** Information supplied follows **

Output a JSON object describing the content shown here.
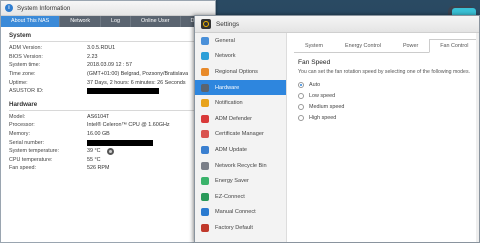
{
  "colors": {
    "accent": "#2e86de",
    "tab_bar": "#5a6470",
    "sidebar_bg": "#f3f3f3"
  },
  "sysinfo": {
    "title": "System Information",
    "tabs": [
      "About This NAS",
      "Network",
      "Log",
      "Online User",
      "Di"
    ],
    "system": {
      "heading": "System",
      "rows": [
        {
          "k": "ADM Version:",
          "v": "3.0.5.RDU1"
        },
        {
          "k": "BIOS Version:",
          "v": "2.23"
        },
        {
          "k": "System time:",
          "v": "2018.03.09   12 : 57"
        },
        {
          "k": "Time zone:",
          "v": "(GMT+01:00) Belgrad, Pozsony/Bratislava"
        },
        {
          "k": "Uptime:",
          "v": "37 Days, 2 hours: 6 minutes: 26 Seconds"
        },
        {
          "k": "ASUSTOR ID:",
          "v": ""
        }
      ]
    },
    "hardware": {
      "heading": "Hardware",
      "rows": [
        {
          "k": "Model:",
          "v": "AS6104T"
        },
        {
          "k": "Processor:",
          "v": "Intel® Celeron™ CPU @ 1.60GHz"
        },
        {
          "k": "Memory:",
          "v": "16.00 GB"
        },
        {
          "k": "Serial number:",
          "v": ""
        },
        {
          "k": "System temperature:",
          "v": "39 °C"
        },
        {
          "k": "CPU temperature:",
          "v": "55 °C"
        },
        {
          "k": "Fan speed:",
          "v": "526 RPM"
        }
      ]
    }
  },
  "settings": {
    "title": "Settings",
    "sidebar": [
      {
        "label": "General",
        "icon": "general-icon",
        "color": "#4a90d9"
      },
      {
        "label": "Network",
        "icon": "network-icon",
        "color": "#2b9fd8"
      },
      {
        "label": "Regional Options",
        "icon": "globe-icon",
        "color": "#e88a2a"
      },
      {
        "label": "Hardware",
        "icon": "hardware-icon",
        "color": "#5a6470"
      },
      {
        "label": "Notification",
        "icon": "notification-icon",
        "color": "#e8a31c"
      },
      {
        "label": "ADM Defender",
        "icon": "shield-icon",
        "color": "#d93a3a"
      },
      {
        "label": "Certificate Manager",
        "icon": "certificate-icon",
        "color": "#d9534f"
      },
      {
        "label": "ADM Update",
        "icon": "update-icon",
        "color": "#3a7fd0"
      },
      {
        "label": "Network Recycle Bin",
        "icon": "recycle-bin-icon",
        "color": "#7a7f88"
      },
      {
        "label": "Energy Saver",
        "icon": "energy-icon",
        "color": "#3ab36b"
      },
      {
        "label": "EZ-Connect",
        "icon": "ez-connect-icon",
        "color": "#2a9a5a"
      },
      {
        "label": "Manual Connect",
        "icon": "manual-connect-icon",
        "color": "#2b7bd0"
      },
      {
        "label": "Factory Default",
        "icon": "factory-default-icon",
        "color": "#c0392b"
      }
    ],
    "active_index": 3,
    "tabs": [
      "System",
      "Energy Control",
      "Power",
      "Fan Control"
    ],
    "active_tab": 3,
    "fan": {
      "heading": "Fan Speed",
      "desc": "You can set the fan rotation speed by selecting one of the following modes.",
      "options": [
        "Auto",
        "Low speed",
        "Medium speed",
        "High speed"
      ],
      "selected": 0
    }
  }
}
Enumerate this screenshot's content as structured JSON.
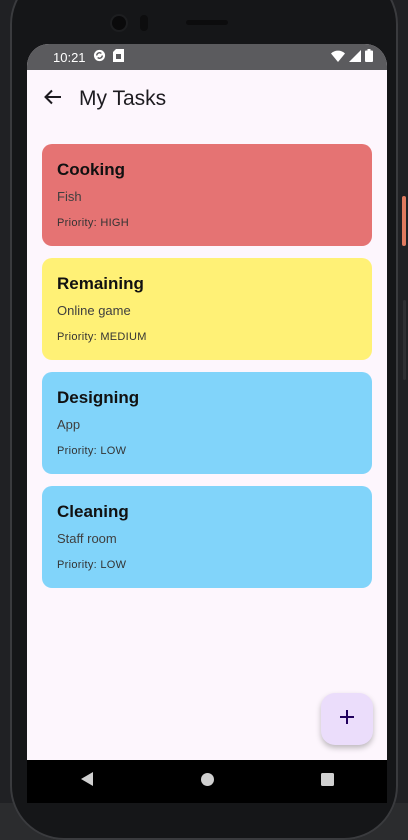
{
  "status_bar": {
    "time": "10:21",
    "icons": [
      "sync-icon",
      "sim-card-icon",
      "wifi-icon",
      "signal-icon",
      "battery-icon"
    ]
  },
  "app_bar": {
    "title": "My Tasks",
    "back_icon": "arrow-back-icon"
  },
  "tasks": [
    {
      "title": "Cooking",
      "description": "Fish",
      "priority": "Priority: HIGH",
      "color": "#e57373"
    },
    {
      "title": "Remaining",
      "description": "Online game",
      "priority": "Priority: MEDIUM",
      "color": "#fff176"
    },
    {
      "title": "Designing",
      "description": "App",
      "priority": "Priority: LOW",
      "color": "#81d4fa"
    },
    {
      "title": "Cleaning",
      "description": "Staff room",
      "priority": "Priority: LOW",
      "color": "#81d4fa"
    }
  ],
  "fab": {
    "icon": "plus-icon"
  },
  "colors": {
    "background": "#fdf6fd",
    "fab": "#ebddfb",
    "high": "#e57373",
    "medium": "#fff176",
    "low": "#81d4fa"
  },
  "nav_bar": {
    "buttons": [
      "back-triangle-icon",
      "home-circle-icon",
      "recents-square-icon"
    ]
  }
}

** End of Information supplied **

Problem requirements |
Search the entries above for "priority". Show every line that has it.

Task solution |
      "priority": "Priority: HIGH",
      "priority": "Priority: MEDIUM",
      "priority": "Priority: LOW",
      "priority": "Priority: LOW",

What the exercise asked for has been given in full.